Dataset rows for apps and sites
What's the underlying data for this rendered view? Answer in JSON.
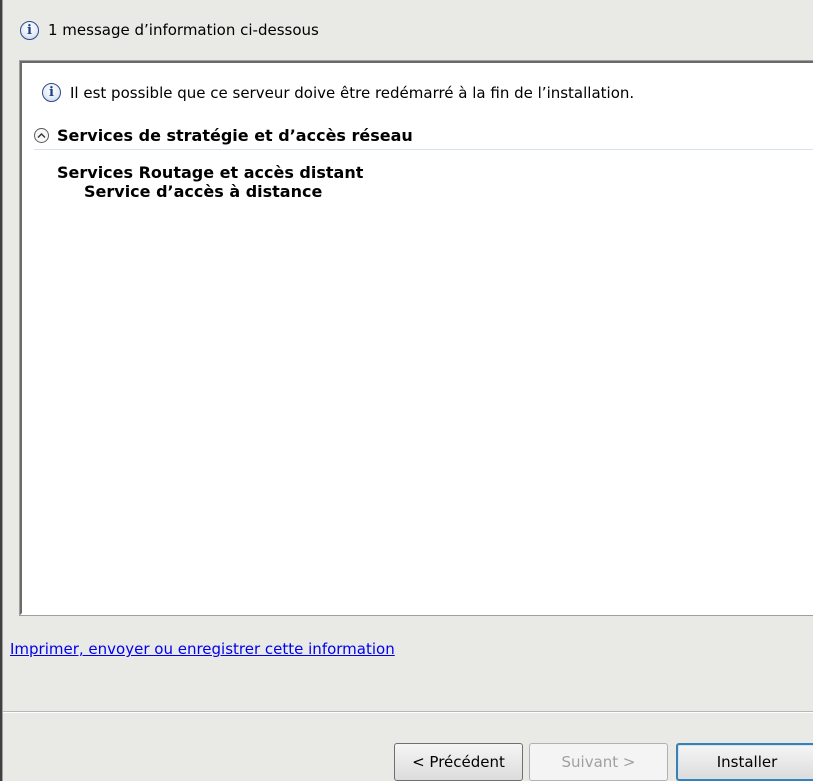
{
  "info_bar": {
    "icon": "info-icon",
    "text": "1 message d’information ci-dessous"
  },
  "panel": {
    "message": {
      "icon": "info-icon",
      "text": "Il est possible que ce serveur doive être redémarré à la fin de l’installation."
    },
    "section": {
      "icon": "collapse-up-icon",
      "title": "Services de stratégie et d’accès réseau"
    },
    "features": [
      {
        "label": "Services Routage et accès distant"
      },
      {
        "label": "Service d’accès à distance"
      }
    ]
  },
  "print_link": "Imprimer, envoyer ou enregistrer cette information",
  "buttons": {
    "previous": "< Précédent",
    "next": "Suivant >",
    "install": "Installer"
  },
  "colors": {
    "link": "#0000ee",
    "disabled_text": "#a0a0a0",
    "default_button_border": "#3c7fb1",
    "background": "#e9e9e5"
  }
}
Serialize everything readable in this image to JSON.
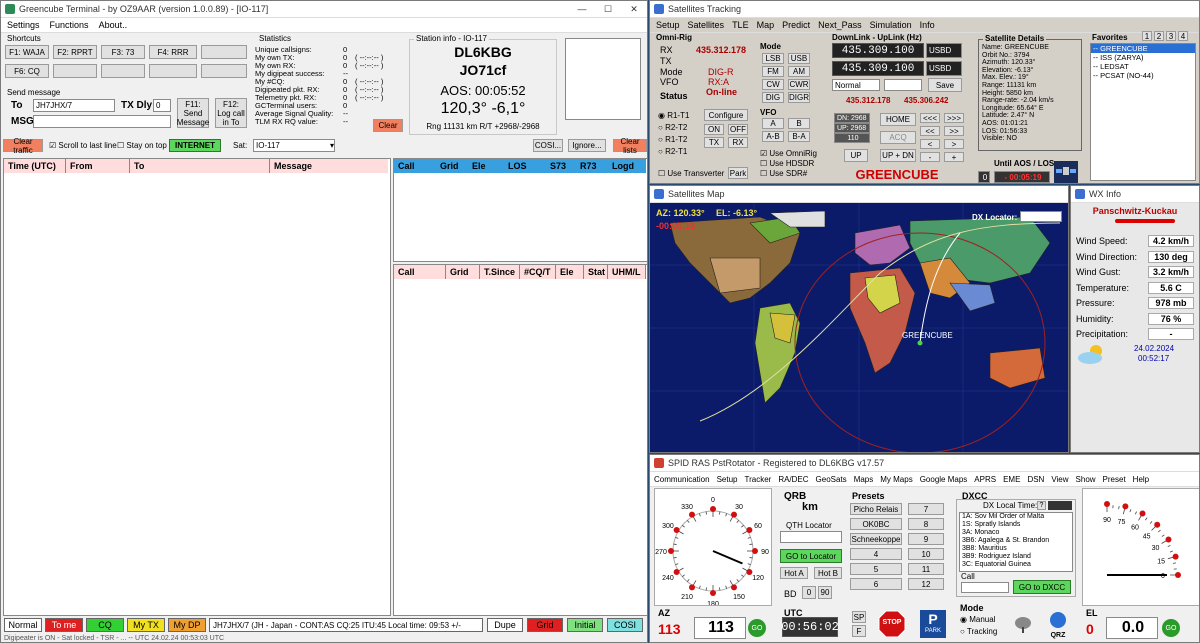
{
  "terminal": {
    "title": "Greencube Terminal - by OZ9AAR (version 1.0.0.89) - [IO-117]",
    "menu": [
      "Settings",
      "Functions",
      "About.."
    ],
    "shortcuts_title": "Shortcuts",
    "shortcuts": [
      "F1: WAJA",
      "F2: RPRT",
      "F3: 73",
      "F4: RRR",
      "F6: CQ"
    ],
    "stats_title": "Statistics",
    "stats": [
      {
        "label": "Unique callsigns:",
        "value": "0",
        "extra": ""
      },
      {
        "label": "My own TX:",
        "value": "0",
        "extra": "( --:--:-- )"
      },
      {
        "label": "My own RX:",
        "value": "0",
        "extra": "( --:--:-- )"
      },
      {
        "label": "My digipeat success:",
        "value": "--",
        "extra": ""
      },
      {
        "label": "My #CQ:",
        "value": "0",
        "extra": "( --:--:-- )"
      },
      {
        "label": "Digipeated pkt. RX:",
        "value": "0",
        "extra": "( --:--:-- )"
      },
      {
        "label": "Telemetry pkt. RX:",
        "value": "0",
        "extra": "( --:--:-- )"
      },
      {
        "label": "GCTerminal users:",
        "value": "0",
        "extra": ""
      },
      {
        "label": "Average Signal Quality:",
        "value": "--",
        "extra": ""
      },
      {
        "label": "TLM RX RQ value:",
        "value": "--",
        "extra": ""
      }
    ],
    "station_info_title": "Station info - IO-117",
    "callsign": "DL6KBG",
    "locator": "JO71cf",
    "aos": "AOS: 00:05:52",
    "az_el": "120,3°  -6,1°",
    "range": "Rng 11131 km R/T +2968/-2968",
    "clear_btn": "Clear",
    "send_title": "Send message",
    "to_label": "To",
    "to_value": "JH7JHX/7",
    "txdly_label": "TX Dly",
    "txdly_value": "0",
    "msg_label": "MSG",
    "f11": "F11: Send Message",
    "f12": "F12: Log call in To",
    "clear_traffic": "Clear traffic",
    "scroll_last": "Scroll to last line",
    "stay_top": "Stay on top",
    "internet": "INTERNET",
    "sat_label": "Sat:",
    "sat_value": "IO-117",
    "cosi_btn": "COSI...",
    "ignore_btn": "Ignore...",
    "clear_lists": "Clear lists",
    "msg_columns": [
      "Time (UTC)",
      "From",
      "To",
      "Message"
    ],
    "list1_columns": [
      "Call",
      "Grid",
      "Ele",
      "LOS",
      "S73",
      "R73",
      "Logd"
    ],
    "list2_columns": [
      "Call",
      "Grid",
      "T.Since",
      "#CQ/T",
      "Ele",
      "Stat",
      "UHM/L"
    ],
    "status_buttons": [
      "Normal",
      "To me",
      "CQ",
      "My TX",
      "My DP"
    ],
    "status_msg": "JH7JHX/7 (JH - Japan - CONT:AS CQ:25 ITU:45 Local time: 09:53 +/-",
    "status_buttons2": [
      "Dupe",
      "Grid",
      "Initial",
      "COSI"
    ],
    "bottom_status": "Digipeater is ON - Sat locked - TSR - ... -- UTC 24.02.24 00:53:03 UTC"
  },
  "tracking": {
    "title": "Satellites Tracking",
    "menu": [
      "Setup",
      "Satellites",
      "TLE",
      "Map",
      "Predict",
      "Next_Pass",
      "Simulation",
      "Info"
    ],
    "omni_title": "Omni-Rig",
    "rx_label": "RX",
    "rx_value": "435.312.178",
    "tx_label": "TX",
    "mode_label": "Mode",
    "mode_value": "DIG-R",
    "vfo_label": "VFO",
    "vfo_value": "RX:A",
    "status_label": "Status",
    "status_value": "On-line",
    "radios": [
      "R1-T1",
      "R2-T2",
      "R1-T2",
      "R2-T1"
    ],
    "configure": "Configure",
    "on": "ON",
    "off": "OFF",
    "txb": "TX",
    "rxb": "RX",
    "use_transverter": "Use Transverter",
    "park": "Park",
    "mode_title": "Mode",
    "modes": [
      "LSB",
      "USB",
      "FM",
      "AM",
      "CW",
      "CWR",
      "DIG",
      "DIGR"
    ],
    "vfo_title": "VFO",
    "vfo_btns": [
      "A",
      "B",
      "A-B",
      "B-A"
    ],
    "use_omnirig": "Use OmniRig",
    "use_hdsdr": "Use HDSDR",
    "use_sdr": "Use SDR#",
    "dl_ul_title": "DownLink - UpLink (Hz)",
    "dl_freq": "435.309.100",
    "ul_freq": "435.309.100",
    "usbd1": "USBD",
    "usbd2": "USBD",
    "normal": "Normal",
    "save": "Save",
    "f_left": "435.312.178",
    "f_right": "435.306.242",
    "dn_label": "DN: 2968",
    "up_label": "UP: 2968",
    "step": "110",
    "home": "HOME",
    "acq": "ACQ",
    "up_btn": "UP",
    "updn": "UP + DN",
    "sat_name": "GREENCUBE",
    "aos_los_label": "Until AOS / LOS",
    "aos_los_num": "0",
    "aos_los_time": "- 00:05:19",
    "details_title": "Satellite Details",
    "details": [
      "Name: GREENCUBE",
      "Orbit No.: 3794",
      "Azimuth: 120.33°",
      "Elevation: -6.13°",
      "Max. Elev.: 19°",
      "Range: 11131 km",
      "Height: 5850 km",
      "Range-rate: -2.04 km/s",
      "Longitude: 65.64° E",
      "Latitude: 2.47° N",
      "AOS: 01:01:21",
      "LOS: 01:56:33",
      "Visible: NO"
    ],
    "fav_title": "Favorites",
    "fav_tabs": [
      "1",
      "2",
      "3",
      "4"
    ],
    "favorites": [
      "-- GREENCUBE",
      "-- ISS (ZARYA)",
      "-- LEDSAT",
      "-- PCSAT (NO-44)"
    ]
  },
  "map": {
    "title": "Satellites Map",
    "az": "AZ: 120.33°",
    "el": "EL: -6.13°",
    "time": "-00:05:19",
    "dx_locator": "DX Locator:",
    "sat_label": "GREENCUBE"
  },
  "wx": {
    "title": "WX Info",
    "location": "Panschwitz-Kuckau",
    "rows": [
      {
        "k": "Wind Speed:",
        "v": "4.2 km/h"
      },
      {
        "k": "Wind Direction:",
        "v": "130 deg"
      },
      {
        "k": "Wind Gust:",
        "v": "3.2 km/h"
      },
      {
        "k": "Temperature:",
        "v": "5.6 C"
      },
      {
        "k": "Pressure:",
        "v": "978 mb"
      },
      {
        "k": "Humidity:",
        "v": "76 %"
      },
      {
        "k": "Precipitation:",
        "v": "-"
      }
    ],
    "date": "24.02.2024",
    "time": "00:52:17"
  },
  "rotator": {
    "title": "SPID RAS PstRotator - Registered to DL6KBG   v17.57",
    "menu": [
      "Communication",
      "Setup",
      "Tracker",
      "RA/DEC",
      "GeoSats",
      "Maps",
      "My Maps",
      "Google Maps",
      "APRS",
      "EME",
      "DSN",
      "View",
      "Show",
      "Preset",
      "Help"
    ],
    "az_ticks": [
      "0",
      "30",
      "60",
      "90",
      "120",
      "150",
      "180",
      "210",
      "240",
      "270",
      "300",
      "330"
    ],
    "qrb_title": "QRB",
    "qrb_unit": "km",
    "qth_locator": "QTH Locator",
    "go_locator": "GO to Locator",
    "hot_a": "Hot A",
    "hot_b": "Hot B",
    "bd_label": "BD",
    "bd_val": "0",
    "bd_90": "90",
    "presets_title": "Presets",
    "presets": [
      "Picho Relais",
      "7",
      "OK0BC",
      "8",
      "Schneekoppe",
      "9",
      "4",
      "10",
      "5",
      "11",
      "6",
      "12"
    ],
    "dxcc_title": "DXCC",
    "dx_local_time": "DX Local Time:",
    "dxcc_list": [
      "1A:  Sov Mil Order of Malta",
      "1S:  Spratly Islands",
      "3A:  Monaco",
      "3B6:  Agalega & St. Brandon",
      "3B8:  Mauritius",
      "3B9:  Rodriguez Island",
      "3C:  Equatorial Guinea"
    ],
    "call_label": "Call",
    "go_dxcc": "GO to DXCC",
    "az_label": "AZ",
    "az_target": "113",
    "az_value": "113",
    "utc_label": "UTC",
    "utc_value": "00:56:02",
    "sp": "SP",
    "f": "F",
    "stop": "STOP",
    "park": "PARK",
    "mode_title": "Mode",
    "mode_manual": "Manual",
    "mode_tracking": "Tracking",
    "qrz": "QRZ",
    "el_label": "EL",
    "el_target": "0",
    "el_value": "0.0",
    "el_ticks": [
      "0",
      "15",
      "30",
      "45",
      "60",
      "75",
      "90"
    ]
  },
  "colors": {
    "accent_red": "#d40000",
    "accent_green": "#2bbf2b",
    "dark_blue": "#1a2c5a",
    "header_blue": "#2a6fd4"
  }
}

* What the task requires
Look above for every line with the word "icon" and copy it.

* Your solution
    "icon": "info-icon",
      "icon": "info-icon",
      "icon": "collapse-up-icon",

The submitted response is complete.